The North American Institute of Swiss Watchmaking in Fort Worth, Texas, and The Nicolas G. Hayek Watchmaking School in Miami both offer the 3,000-hour WOSTEP certification, in either a two or three year course. With each only accepting a trickle of new admissions every year, they can be exceptionally difficult to get into, but the incentive is the ability to find work almost anywhere in the world.
Another highly regarded course is the Swiss American Watchmakers in Training Alliance (SAWTA) program offered by several schools around the country. Probably the most popular training base is the Lititz Watch Technicum in Pennsylvania, followed closely by the Watch Technology Institute at North Seattle Community College. The program was set up by Rolex specifically to address the shortfall in watchmakers skilled enough to work on their pieces, a problem that started back in the 80s after the industry had been brought to its knees by the quartz crisis. All SAWTA schools are funded by the brand and conform to their standardized curriculum.
Obviously, choosing to enter the watchmaking profession is a big decision, one to which you are going to have to commit at least two years of your life.
It can be a daunting prospect, but fortunately there are ways to dip your toes into the horology world without having to take the plunge immediately.
The AWCI, the American Watchmakers-Clockmakers Institute, offers several short taster courses on many aspects of the craft, ideal for cutting your teeth before deciding on a total, and expensive, change of career.
The 5-day Watch 100: Introduction to Watchmaking class is perfect for making sure it is the right move for you, before advancing on to more in-depth studies. An even shorter foray is the Build a Watch day, where you assemble an ETA 6497 caliber, case it up, install dial and hands and create your very own timepiece.
The institute also runs several higher education classes, more focused on covering specific elements of watchmaking.
Becoming a watchmaker is a challenging but ultimately hugely rewarding career. Restoring an old and worn timepiece to its former glory is something very few people can do, and gives a great deal of satisfaction. And it is a profession that is constantly changing. As new technologies and new watches emerge all the time, your education as a watchmaker is never finished. You will be learning until the day you retire.
While it may be a hard slog to get started, and the training is likely to push you to your limits, it is a wonderful industry to be a part of.
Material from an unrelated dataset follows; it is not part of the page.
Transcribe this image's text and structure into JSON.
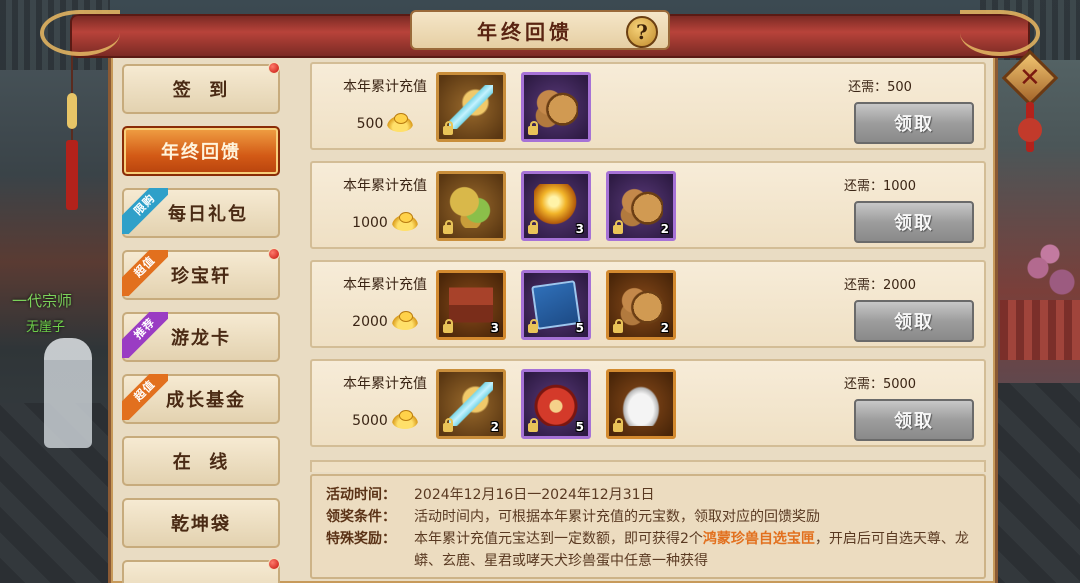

And with the market for luxury watches only going from strength to strength, your newly acquired skillset is likely to become increasingly in demand.